letter). The only relevant passages quoted from Sir Peter's statements
to you are in paragraphs 122 and 123. None of the documents referred
to in paragraph 126 are relevant and indeed none are annexed to
56. The evidence from Claire Ward MP is
not relevant to any complaint which you are investigating and
paragraphs 172 to 177 should be removed together with annexes
102 to 107.
57. If necessary Mr Vaz is fully prepared
to answer in detail all the allegations made by Sir Peter Soulsby
and to explain the background from his own perspective. To do
so properly would need access to the relevant Council and other
documents and would obviously require this investigation to be
considerably prolonged. He must in fairness be given an opportunity
to do this should you not agree to remove the parts of Sir Peter
Soulsby's statements which do not relate to the alleged Kapasi
58. In your analysis (paragraphs 340 and
342) you repeat unsubstantiated defamatory allegations against
Mrs Merlyn Vaz. These allegations are demonstrable nonsense because
at the time Mrs Vaz was not responsible for making decisions on
land allocation. In paragraphs 350 and 351 you make assumptions
about the credibility of Sir Peter when there has been no opportunity
to respond to his evidence.
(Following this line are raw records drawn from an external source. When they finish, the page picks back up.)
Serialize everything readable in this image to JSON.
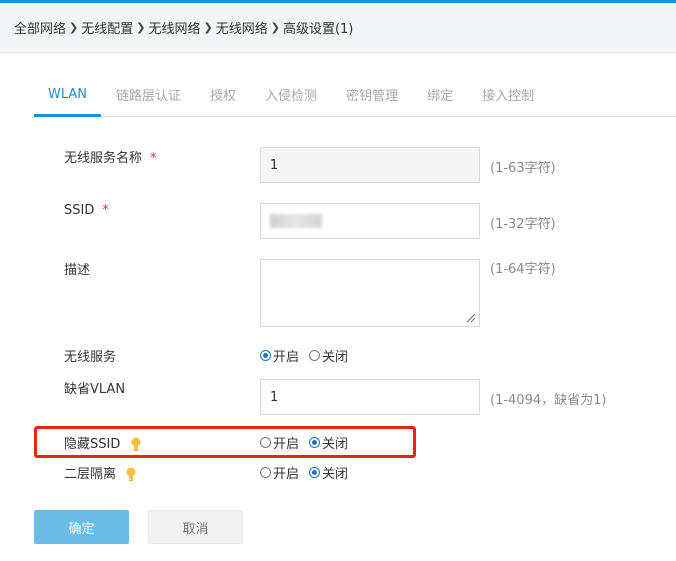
{
  "breadcrumb": {
    "items": [
      "全部网络",
      "无线配置",
      "无线网络",
      "无线网络",
      "高级设置(1)"
    ],
    "separator": "❯"
  },
  "tabs": [
    "WLAN",
    "链路层认证",
    "授权",
    "入侵检测",
    "密钥管理",
    "绑定",
    "接入控制"
  ],
  "form": {
    "service_name": {
      "label": "无线服务名称",
      "required_mark": "*",
      "value": "1",
      "hint": "(1-63字符)"
    },
    "ssid": {
      "label": "SSID",
      "required_mark": "*",
      "hint": "(1-32字符)"
    },
    "description": {
      "label": "描述",
      "value": "",
      "hint": "(1-64字符)"
    },
    "wireless_service": {
      "label": "无线服务",
      "on_label": "开启",
      "off_label": "关闭",
      "selected": "开启"
    },
    "default_vlan": {
      "label": "缺省VLAN",
      "value": "1",
      "hint": "(1-4094，缺省为1)"
    },
    "hide_ssid": {
      "label": "隐藏SSID",
      "on_label": "开启",
      "off_label": "关闭",
      "selected": "关闭"
    },
    "layer2_isolation": {
      "label": "二层隔离",
      "on_label": "开启",
      "off_label": "关闭",
      "selected": "关闭"
    }
  },
  "buttons": {
    "ok": "确定",
    "cancel": "取消"
  },
  "colors": {
    "accent": "#1e90d6",
    "highlight": "#e8231b",
    "bulb": "#f5c242"
  }
}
As has been made clear above Mr Vaz
does not rely merely on a history of disagreement to cast doubt
on Sir Peter's credibility but can refute many of the facts which
Sir Peter claims if it is necessary for him to do so.
59. Paragraph 353 is defamatory both of
Mr Vaz and Mrs Vaz and as you acknowledge is unsupported by any
"direct" evidence. If you are suggesting there is any
other evidence other than that of Mr Kapasi, whose evidence you
accept in paragraph 355 plainly cannot be relied on, you have
not identified it.
60. Other statements which are irrelevant
and prejudicial are the following:
in paragraph 114 the unsubstantiated
allegation that there are about 20 people who had provided Mr
Vaz with money
in paragraph 204 the quotation from
Mr Asmal and annex 187
annex 21(d) is a privileged communication
by Mr Vaz to his then solicitor. He has no objection to the Committee
seeing it but would not wish it to be published.
61. I await your response on the excision
of this material and repeat that if you do not agree Mr Vaz would
like to address the Committee on the matter before your memorandum
8 January 2001